■ Records provided ■
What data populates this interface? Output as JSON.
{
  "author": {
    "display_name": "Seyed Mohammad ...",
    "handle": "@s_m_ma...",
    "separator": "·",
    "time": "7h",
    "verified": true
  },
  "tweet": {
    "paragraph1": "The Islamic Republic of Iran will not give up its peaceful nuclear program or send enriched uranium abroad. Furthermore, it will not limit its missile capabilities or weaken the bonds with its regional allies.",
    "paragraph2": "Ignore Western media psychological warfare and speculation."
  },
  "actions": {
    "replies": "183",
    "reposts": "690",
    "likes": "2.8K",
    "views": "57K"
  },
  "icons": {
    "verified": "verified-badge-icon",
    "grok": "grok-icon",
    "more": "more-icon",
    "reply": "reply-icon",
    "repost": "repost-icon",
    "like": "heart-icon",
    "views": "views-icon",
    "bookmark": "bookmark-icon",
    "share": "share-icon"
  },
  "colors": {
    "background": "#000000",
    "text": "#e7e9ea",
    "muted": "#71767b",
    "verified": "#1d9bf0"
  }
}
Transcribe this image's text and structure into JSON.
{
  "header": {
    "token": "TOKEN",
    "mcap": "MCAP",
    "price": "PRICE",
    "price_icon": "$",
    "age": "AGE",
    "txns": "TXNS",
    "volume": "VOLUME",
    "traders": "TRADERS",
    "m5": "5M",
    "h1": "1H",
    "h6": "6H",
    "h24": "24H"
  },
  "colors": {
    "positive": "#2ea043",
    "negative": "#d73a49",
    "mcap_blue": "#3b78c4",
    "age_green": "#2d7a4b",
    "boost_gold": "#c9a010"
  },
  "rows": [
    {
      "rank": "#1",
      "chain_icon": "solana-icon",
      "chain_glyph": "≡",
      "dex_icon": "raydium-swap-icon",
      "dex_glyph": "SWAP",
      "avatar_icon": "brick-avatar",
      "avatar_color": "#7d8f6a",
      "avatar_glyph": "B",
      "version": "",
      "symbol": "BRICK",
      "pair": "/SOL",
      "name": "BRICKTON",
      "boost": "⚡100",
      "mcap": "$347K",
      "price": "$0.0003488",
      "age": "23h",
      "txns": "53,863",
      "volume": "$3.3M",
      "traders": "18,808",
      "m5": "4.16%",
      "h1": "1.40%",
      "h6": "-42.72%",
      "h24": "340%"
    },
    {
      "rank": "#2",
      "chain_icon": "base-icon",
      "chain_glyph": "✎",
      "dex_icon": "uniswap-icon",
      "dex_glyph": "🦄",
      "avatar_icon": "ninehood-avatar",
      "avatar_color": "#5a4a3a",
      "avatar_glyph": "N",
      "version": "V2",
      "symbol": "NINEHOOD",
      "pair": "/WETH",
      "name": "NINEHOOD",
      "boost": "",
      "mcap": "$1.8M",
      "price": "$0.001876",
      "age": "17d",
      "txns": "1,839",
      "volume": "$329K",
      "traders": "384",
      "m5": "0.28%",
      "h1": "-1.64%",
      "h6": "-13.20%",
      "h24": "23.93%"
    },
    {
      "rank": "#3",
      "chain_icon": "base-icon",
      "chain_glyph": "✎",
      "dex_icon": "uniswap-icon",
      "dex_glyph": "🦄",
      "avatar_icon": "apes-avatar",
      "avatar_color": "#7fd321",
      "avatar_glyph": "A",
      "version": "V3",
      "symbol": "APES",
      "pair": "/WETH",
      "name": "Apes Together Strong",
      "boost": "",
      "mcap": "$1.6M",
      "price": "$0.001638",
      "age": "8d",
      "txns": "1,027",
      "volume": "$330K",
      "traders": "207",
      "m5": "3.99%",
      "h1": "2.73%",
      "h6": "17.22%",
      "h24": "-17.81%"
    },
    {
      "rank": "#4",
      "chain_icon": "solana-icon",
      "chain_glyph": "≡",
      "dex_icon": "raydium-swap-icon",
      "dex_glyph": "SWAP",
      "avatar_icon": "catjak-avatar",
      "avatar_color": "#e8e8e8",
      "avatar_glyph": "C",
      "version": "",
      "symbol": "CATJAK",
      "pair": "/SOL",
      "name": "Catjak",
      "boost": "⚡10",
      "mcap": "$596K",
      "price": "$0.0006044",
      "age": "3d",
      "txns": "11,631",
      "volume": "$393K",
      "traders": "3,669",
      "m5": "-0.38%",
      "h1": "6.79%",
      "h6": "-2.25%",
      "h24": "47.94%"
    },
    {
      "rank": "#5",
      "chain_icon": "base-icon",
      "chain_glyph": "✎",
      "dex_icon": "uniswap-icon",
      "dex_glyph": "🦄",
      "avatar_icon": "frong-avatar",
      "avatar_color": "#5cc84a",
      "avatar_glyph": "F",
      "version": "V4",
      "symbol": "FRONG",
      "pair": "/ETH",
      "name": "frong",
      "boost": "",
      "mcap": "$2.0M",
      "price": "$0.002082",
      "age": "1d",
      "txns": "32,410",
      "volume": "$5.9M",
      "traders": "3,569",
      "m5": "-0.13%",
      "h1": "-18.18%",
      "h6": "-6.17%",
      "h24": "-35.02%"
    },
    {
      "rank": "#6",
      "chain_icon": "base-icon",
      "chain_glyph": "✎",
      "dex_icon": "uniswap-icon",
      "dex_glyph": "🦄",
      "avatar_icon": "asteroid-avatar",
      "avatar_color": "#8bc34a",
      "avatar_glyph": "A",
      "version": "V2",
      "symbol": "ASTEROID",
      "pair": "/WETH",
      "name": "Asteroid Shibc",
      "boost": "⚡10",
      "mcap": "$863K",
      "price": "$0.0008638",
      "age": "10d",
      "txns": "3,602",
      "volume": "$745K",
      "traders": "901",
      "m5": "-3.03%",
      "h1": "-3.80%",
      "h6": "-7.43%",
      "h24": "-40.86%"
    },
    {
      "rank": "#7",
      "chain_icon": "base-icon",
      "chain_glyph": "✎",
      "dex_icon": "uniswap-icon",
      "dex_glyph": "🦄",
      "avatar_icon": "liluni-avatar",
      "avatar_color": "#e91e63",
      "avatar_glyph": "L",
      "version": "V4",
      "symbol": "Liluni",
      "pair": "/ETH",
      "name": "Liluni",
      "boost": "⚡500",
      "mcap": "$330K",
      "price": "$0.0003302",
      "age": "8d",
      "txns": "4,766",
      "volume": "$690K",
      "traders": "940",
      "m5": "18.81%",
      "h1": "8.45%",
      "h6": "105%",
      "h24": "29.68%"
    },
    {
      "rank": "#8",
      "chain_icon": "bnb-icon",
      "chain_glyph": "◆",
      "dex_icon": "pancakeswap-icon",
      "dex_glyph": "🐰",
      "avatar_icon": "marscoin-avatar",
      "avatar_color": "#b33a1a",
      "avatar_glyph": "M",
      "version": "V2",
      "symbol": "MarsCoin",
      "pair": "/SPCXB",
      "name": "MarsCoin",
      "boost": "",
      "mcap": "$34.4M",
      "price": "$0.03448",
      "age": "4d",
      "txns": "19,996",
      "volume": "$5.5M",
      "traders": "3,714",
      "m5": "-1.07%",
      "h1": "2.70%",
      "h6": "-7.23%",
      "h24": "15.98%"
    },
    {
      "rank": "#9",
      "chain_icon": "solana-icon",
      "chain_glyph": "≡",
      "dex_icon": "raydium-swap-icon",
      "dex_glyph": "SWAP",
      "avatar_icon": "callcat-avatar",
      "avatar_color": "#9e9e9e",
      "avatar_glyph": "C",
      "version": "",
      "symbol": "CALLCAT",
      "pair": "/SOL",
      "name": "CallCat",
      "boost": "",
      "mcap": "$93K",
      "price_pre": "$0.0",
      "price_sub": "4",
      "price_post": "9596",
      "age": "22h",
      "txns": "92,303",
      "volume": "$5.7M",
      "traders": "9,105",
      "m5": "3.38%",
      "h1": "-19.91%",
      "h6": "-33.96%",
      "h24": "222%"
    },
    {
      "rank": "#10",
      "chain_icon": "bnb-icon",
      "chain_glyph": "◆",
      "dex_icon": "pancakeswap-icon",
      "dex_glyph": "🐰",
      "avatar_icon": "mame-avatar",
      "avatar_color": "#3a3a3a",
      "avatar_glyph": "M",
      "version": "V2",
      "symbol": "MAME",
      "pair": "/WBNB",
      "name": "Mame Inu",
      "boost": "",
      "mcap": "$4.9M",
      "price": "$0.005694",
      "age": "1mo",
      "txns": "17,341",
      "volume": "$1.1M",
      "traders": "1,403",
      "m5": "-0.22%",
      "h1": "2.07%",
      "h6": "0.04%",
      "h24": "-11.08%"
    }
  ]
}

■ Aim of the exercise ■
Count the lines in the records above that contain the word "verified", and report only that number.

■ Answer below ■
3